=== Task description ===
Each entry below should be restated word for word, without any picture it contains.

*** Data shown

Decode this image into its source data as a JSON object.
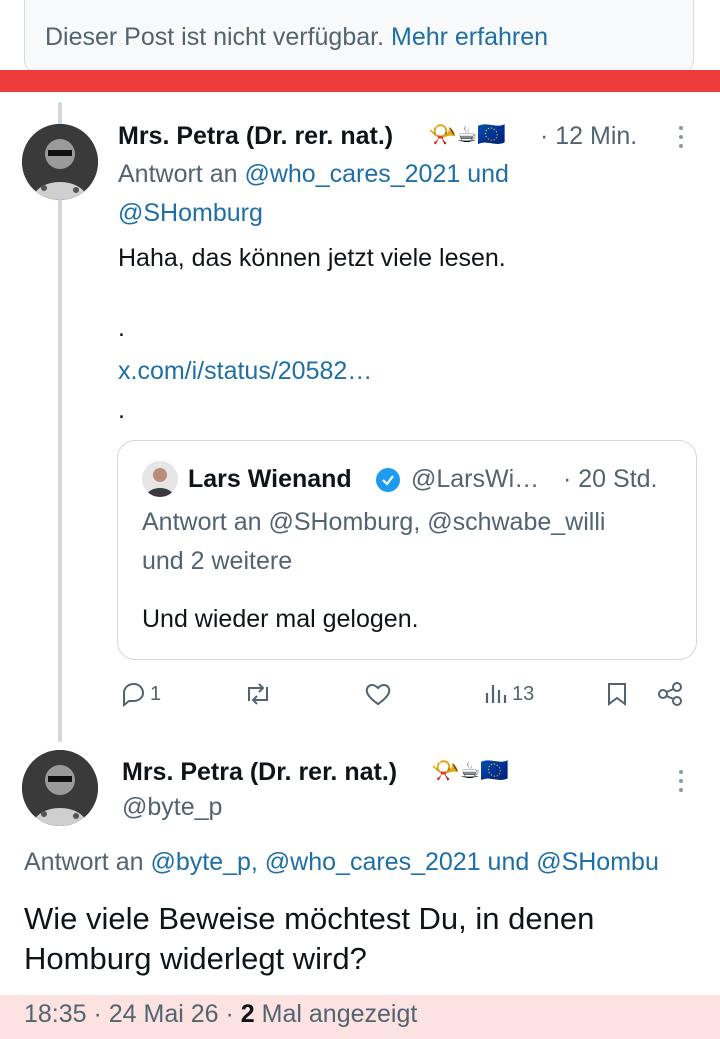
{
  "banner": {
    "text": "Dieser Post ist nicht verfügbar.",
    "link": "Mehr erfahren"
  },
  "reply1": {
    "author": "Mrs. Petra (Dr. rer. nat.)",
    "emojis": "📯☕🇪🇺",
    "time": "· 12 Min.",
    "reply_prefix": "Antwort an",
    "reply_to_line1": "@who_cares_2021 und",
    "reply_to_line2": "@SHomburg",
    "text": "Haha, das können jetzt viele lesen.",
    "dot1": ".",
    "url": "x.com/i/status/20582…",
    "dot2": ".",
    "quote": {
      "author": "Lars Wienand",
      "handle": "@LarsWi…",
      "time": "· 20 Std.",
      "reply_line1": "Antwort an @SHomburg, @schwabe_willi",
      "reply_line2": "und 2 weitere",
      "text": "Und wieder mal gelogen."
    },
    "actions": {
      "replies": "1",
      "views": "13"
    }
  },
  "main": {
    "author": "Mrs. Petra (Dr. rer. nat.)",
    "emojis": "📯☕🇪🇺",
    "handle": "@byte_p",
    "reply_prefix": "Antwort an",
    "reply_to": "@byte_p, @who_cares_2021 und @SHombu",
    "text_line1": "Wie viele Beweise möchtest Du, in denen",
    "text_line2": "Homburg widerlegt wird?",
    "footer": {
      "time": "18:35 · 24 Mai 26 ·",
      "count": "2",
      "suffix": "Mal angezeigt"
    }
  },
  "colors": {
    "accent": "#1d6fa5",
    "highlight_red": "#ee3c3c",
    "verified": "#1d9bf0"
  }
}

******

=== Output of the task ===
Decode this image into its source data as a JSON object.
{
  "banner": {
    "text": "Dieser Post ist nicht verfügbar.",
    "link": "Mehr erfahren"
  },
  "reply1": {
    "author": "Mrs. Petra (Dr. rer. nat.)",
    "emojis": "📯☕🇪🇺",
    "time": "· 12 Min.",
    "reply_prefix": "Antwort an",
    "reply_to_line1": "@who_cares_2021 und",
    "reply_to_line2": "@SHomburg",
    "text": "Haha, das können jetzt viele lesen.",
    "dot1": ".",
    "url": "x.com/i/status/20582…",
    "dot2": ".",
    "quote": {
      "author": "Lars Wienand",
      "handle": "@LarsWi…",
      "time": "· 20 Std.",
      "reply_line1": "Antwort an @SHomburg, @schwabe_willi",
      "reply_line2": "und 2 weitere",
      "text": "Und wieder mal gelogen."
    },
    "actions": {
      "replies": "1",
      "views": "13"
    }
  },
  "main": {
    "author": "Mrs. Petra (Dr. rer. nat.)",
    "emojis": "📯☕🇪🇺",
    "handle": "@byte_p",
    "reply_prefix": "Antwort an",
    "reply_to": "@byte_p, @who_cares_2021 und @SHombu",
    "text_line1": "Wie viele Beweise möchtest Du, in denen",
    "text_line2": "Homburg widerlegt wird?",
    "footer": {
      "time": "18:35 · 24 Mai 26 ·",
      "count": "2",
      "suffix": "Mal angezeigt"
    }
  },
  "colors": {
    "accent": "#1d6fa5",
    "highlight_red": "#ee3c3c",
    "verified": "#1d9bf0"
  }
}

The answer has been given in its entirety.